The essays in this “Global Insights” series are the product of six workshops held by the International Forum for Democratic Studies during the spring and summer of 2020. These workshops—which gathered civil society representatives, journalists, academics, researchers, donor organizations, and policymakers—aimed to assess the likely challenges that the COVID-19 pandemic would pose to the democratic health and integrity of the “information space,” or the broad public square in which societies exchange information and debate ideas. The analyses presented in these essays span a range of topics—media sustainability, authoritarian influence, fact-checking, research partnerships, data privacy—affecting regions like Europe, North and South America, and Africa.
Read the full essay collection: COVID-19 and the Information Space: Boosting the Democratic Response
Read the editor’s overview essay: Sickness and Health in the Information Space: Reflections from the First 10 Months of COVID-19 by Dean Jackson
Key insights & Related Essays
COVID-19 and the Future of Media Sustainability: The COVID-19 pandemic compounded trends adversely affecting media revenue worldwide.

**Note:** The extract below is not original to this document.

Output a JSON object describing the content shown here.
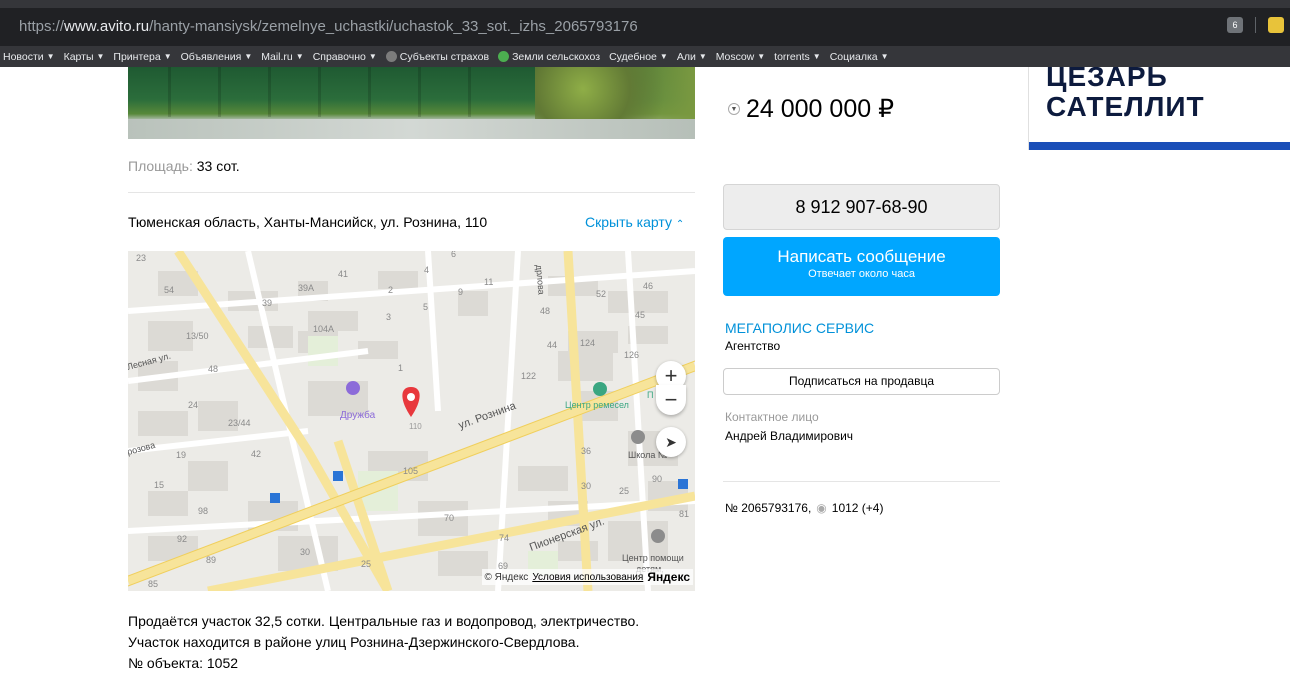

In response to these challenges, many news outlets are finding new audiences and revenue through business-to-business services, nonprofit vehicles for receiving philanthropic funding, joint production and distribution efforts, and new means of digital distribution such as publishing directly to popular messaging applications.
- Surviving the Pandemic: The Struggle for Media Sustainability in Africa by Dapo Olorunyomi
Authoritarian Disinformation and Media Influence: Outlets funded by authoritarian regimes with international reach are using biased and inaccurate reporting alongside “COVID diplomacy” to undermine the reputation of democracy. The best solution for these challenges is not to prohibit media from authoritarian states, but instead to increase support for fact-based, high-quality media outlets. During a time of broader strategic engagement between the Russian and Chinese governments, including the deployment of similar tactics and narratives in their information operations, democracies should attempt to better understand where authoritarian disinformation efforts overlap and encourage greater societal resilience in those areas.
- Authoritarian Disinformation: A COVID Test for Latin America’s Information Space by Vladimir Rouvinski
- Mendacious Mixture: The Growing Convergence of Russian and Chinese Information Operations by Andrea Kendall-Taylor
Fact-checking Innovations and the Pandemic: Fact-checking during a pandemic touches on issues of life or death, even as fact-checkers struggle to keep pace with the speed and scale of disinformation in digital environments. Fact-checkers are adapting to this challenge through new methods, such as automation and crowdsourcing, as well as through new partnerships between fact-checkers, researchers, and policymakers.
COVID-19 and the Weaknesses of the Digital Information Space: The COVID-19 pandemic reinforced the notion that, in the social media age, the most useful news, reporting, and insights often cannot outpace misleading or sensational content. This development only compounds the need for researchers to ask questions that reveal how average citizens reckon with mis- and disinformation, what role platforms play, and what can be done to protect the information space. Researchers and civil society should also seek ways to improve communication from public interest actors and new models for curating knowledge and information online. Nascent efforts allow actors from a wide array of sectors to specialize and could provide valuable, shared access to essential resources such as platform data. These efforts should be encouraged.
- Shhhh…Combating the Cacophony of Content with Librarians by Joan Donovan
- Dancing in the Dark: Disinformation Researchers Need More Robust Data and Partnerships by Renée DiResta
Governing the Intersection of Public Health, Big Tech, and Privacy: As democratic and authoritarian governments alike turned to technology to respond to COVID-19, a chorus of actors raised questions about privacy and other implications for citizens. If tech-enabled COVID-19 interventions are incompatible with key principles of human rights and democracy, transparent joint governance by government, rights watchdogs, and the private sector is the best way to resolve tensions between measures to protect public health, oversight of technology, and respect for citizens’ rights and freedoms.